Michael Antoniu notes that the artificial combination of "genetic material from unrelated species" is disrupting the genetic blueprint of the host organism "with totally unpredictable consequences," and he notes that recombinant DNA has resulted in the inadvertent production of toxic substances in "genetically engineered bacteria, yeast, plants and animals.
In China, human DNA is being placed in tomatoes and peppers to speed their growth.
Would eating a tomato that contained human DNA make you a cannibal? Famed physicist Stephen Hawking, while not a biotechnologist, points out that genetic engineering has caused a scientific shift in which we no longer merely explore the natural world and its mechanisms, but actually redesign them.
DNA technology, he says, portends the end of natural evolution; for the first time in the history of humanity, our species can use science and technology to evolve our own genetic make-up.The project is utilizing seawater from a Mar de Plata industrial cooling process and is projected to yield gallons of algal oil per acre ( liters per hectare).The project, which commenced in , is using flocculation and centrifuges for algae extraction and said it was using an undisclosed algal strain adapted for local conditions.
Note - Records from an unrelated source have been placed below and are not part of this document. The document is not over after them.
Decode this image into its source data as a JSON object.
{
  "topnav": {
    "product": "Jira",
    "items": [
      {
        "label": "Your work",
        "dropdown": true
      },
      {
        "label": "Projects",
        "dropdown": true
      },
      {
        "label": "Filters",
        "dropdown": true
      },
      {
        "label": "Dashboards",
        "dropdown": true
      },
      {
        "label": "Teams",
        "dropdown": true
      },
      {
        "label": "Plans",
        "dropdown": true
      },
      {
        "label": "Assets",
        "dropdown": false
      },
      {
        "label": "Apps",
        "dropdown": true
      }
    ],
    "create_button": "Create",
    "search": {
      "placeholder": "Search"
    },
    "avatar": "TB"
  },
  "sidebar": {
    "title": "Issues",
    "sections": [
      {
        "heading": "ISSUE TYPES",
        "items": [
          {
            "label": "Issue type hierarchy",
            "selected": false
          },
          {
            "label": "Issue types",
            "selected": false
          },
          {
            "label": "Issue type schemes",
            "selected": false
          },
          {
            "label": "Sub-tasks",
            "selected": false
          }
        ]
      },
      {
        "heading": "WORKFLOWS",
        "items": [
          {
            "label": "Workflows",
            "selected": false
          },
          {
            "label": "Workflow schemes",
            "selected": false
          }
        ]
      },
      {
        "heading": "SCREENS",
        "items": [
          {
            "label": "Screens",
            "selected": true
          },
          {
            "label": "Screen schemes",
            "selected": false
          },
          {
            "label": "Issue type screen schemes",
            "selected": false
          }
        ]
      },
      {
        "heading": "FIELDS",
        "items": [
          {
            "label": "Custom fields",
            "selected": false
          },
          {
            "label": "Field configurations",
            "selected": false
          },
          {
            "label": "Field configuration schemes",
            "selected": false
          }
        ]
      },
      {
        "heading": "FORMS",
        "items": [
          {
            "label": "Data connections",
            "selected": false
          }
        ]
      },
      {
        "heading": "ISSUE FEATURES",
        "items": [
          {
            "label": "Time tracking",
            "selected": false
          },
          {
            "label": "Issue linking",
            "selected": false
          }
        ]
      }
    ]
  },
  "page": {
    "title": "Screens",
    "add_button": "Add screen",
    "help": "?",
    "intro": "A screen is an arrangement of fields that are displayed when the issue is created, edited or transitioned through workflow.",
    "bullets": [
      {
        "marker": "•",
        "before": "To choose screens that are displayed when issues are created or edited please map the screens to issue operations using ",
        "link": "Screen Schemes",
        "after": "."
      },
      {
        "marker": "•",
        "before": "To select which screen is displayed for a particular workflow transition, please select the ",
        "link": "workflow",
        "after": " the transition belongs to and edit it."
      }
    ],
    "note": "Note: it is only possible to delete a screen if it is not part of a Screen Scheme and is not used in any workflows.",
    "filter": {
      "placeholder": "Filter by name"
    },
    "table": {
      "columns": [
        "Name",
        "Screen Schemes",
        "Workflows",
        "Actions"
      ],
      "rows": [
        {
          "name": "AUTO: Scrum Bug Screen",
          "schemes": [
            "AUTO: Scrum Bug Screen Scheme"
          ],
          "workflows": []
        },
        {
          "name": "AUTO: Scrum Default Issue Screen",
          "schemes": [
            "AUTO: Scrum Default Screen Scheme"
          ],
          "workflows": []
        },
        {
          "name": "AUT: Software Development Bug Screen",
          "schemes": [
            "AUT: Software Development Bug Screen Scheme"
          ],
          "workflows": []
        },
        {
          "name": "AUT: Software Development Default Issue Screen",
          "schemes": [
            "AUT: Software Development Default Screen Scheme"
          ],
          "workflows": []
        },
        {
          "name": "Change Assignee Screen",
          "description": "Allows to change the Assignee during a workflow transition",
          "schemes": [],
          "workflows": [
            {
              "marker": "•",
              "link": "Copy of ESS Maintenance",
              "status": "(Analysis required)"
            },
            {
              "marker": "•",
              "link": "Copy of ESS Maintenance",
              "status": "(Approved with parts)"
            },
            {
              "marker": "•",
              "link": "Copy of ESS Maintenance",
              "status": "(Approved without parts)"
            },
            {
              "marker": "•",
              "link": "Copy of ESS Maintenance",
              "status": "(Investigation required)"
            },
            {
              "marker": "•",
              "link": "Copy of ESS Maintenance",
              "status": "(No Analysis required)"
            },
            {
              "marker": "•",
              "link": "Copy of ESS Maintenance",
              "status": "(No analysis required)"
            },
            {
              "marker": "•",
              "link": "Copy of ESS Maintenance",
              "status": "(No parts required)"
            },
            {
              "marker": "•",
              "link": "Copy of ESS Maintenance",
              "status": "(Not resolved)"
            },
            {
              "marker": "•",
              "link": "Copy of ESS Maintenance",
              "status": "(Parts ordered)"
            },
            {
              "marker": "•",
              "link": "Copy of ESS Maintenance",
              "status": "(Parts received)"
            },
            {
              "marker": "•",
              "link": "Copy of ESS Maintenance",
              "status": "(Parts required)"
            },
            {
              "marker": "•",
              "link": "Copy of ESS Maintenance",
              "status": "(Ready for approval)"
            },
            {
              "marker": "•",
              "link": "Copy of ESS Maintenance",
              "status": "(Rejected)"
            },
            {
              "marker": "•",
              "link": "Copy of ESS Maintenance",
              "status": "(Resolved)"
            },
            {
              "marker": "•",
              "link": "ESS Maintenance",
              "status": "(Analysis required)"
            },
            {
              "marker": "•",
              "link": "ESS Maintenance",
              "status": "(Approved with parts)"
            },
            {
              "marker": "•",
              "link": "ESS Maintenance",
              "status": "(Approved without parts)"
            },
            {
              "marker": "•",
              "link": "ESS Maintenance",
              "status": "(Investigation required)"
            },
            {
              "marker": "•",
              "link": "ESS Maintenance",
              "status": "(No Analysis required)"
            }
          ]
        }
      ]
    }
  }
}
- The Human Genome Project is an international scientific research project that had one goal: to complete mapping and understanding of all the genes of human beings. A genome is a collection of all your genes and DNA. Every human cell has about 4 thousand genes.
The Human Genome Project has many advantages and disadvantages to society. Genetics Clinical Genetics Population Genetics Genome Biology Biostatistics Epidemiology Bias & Confounding HLA MHC Glossary Homepage. GENETIC EPIDEMIOLOGY GLOSSARY.
Mehmet Tevfik DORAK. Accompanying Genetic Epidemiology Lecture Note & Presentation (see also Genome Biology for Genetic Epidemiologists) ACCE project . Genetic Engineering [back to top] Genetic engineering, also known as recombinant DNA technology, means altering the genes in a living organism to produce a Genetically Modified Organism (GMO) with a new genotype.
Various kinds of genetic modification are possible: inserting a foreign gene from one species into another, forming a transgenic .
The Human Genome Project (HGP) is an intellectual endeavor. It is underway mostly via computer science and laboratory procedures, hence there is very little risk to anyone involved. Thus, it has remarkably few disadvantages, as it is simply an effort to add to the collective knowledge of mankind.
Prior work has mapped some of these inherited loci in the human genome, identifying—among other things—immune genes from Neanderthals, which researchers speculate may have provided both Neanderthals and early H.
sapiens adaptive advantages against infectious organisms.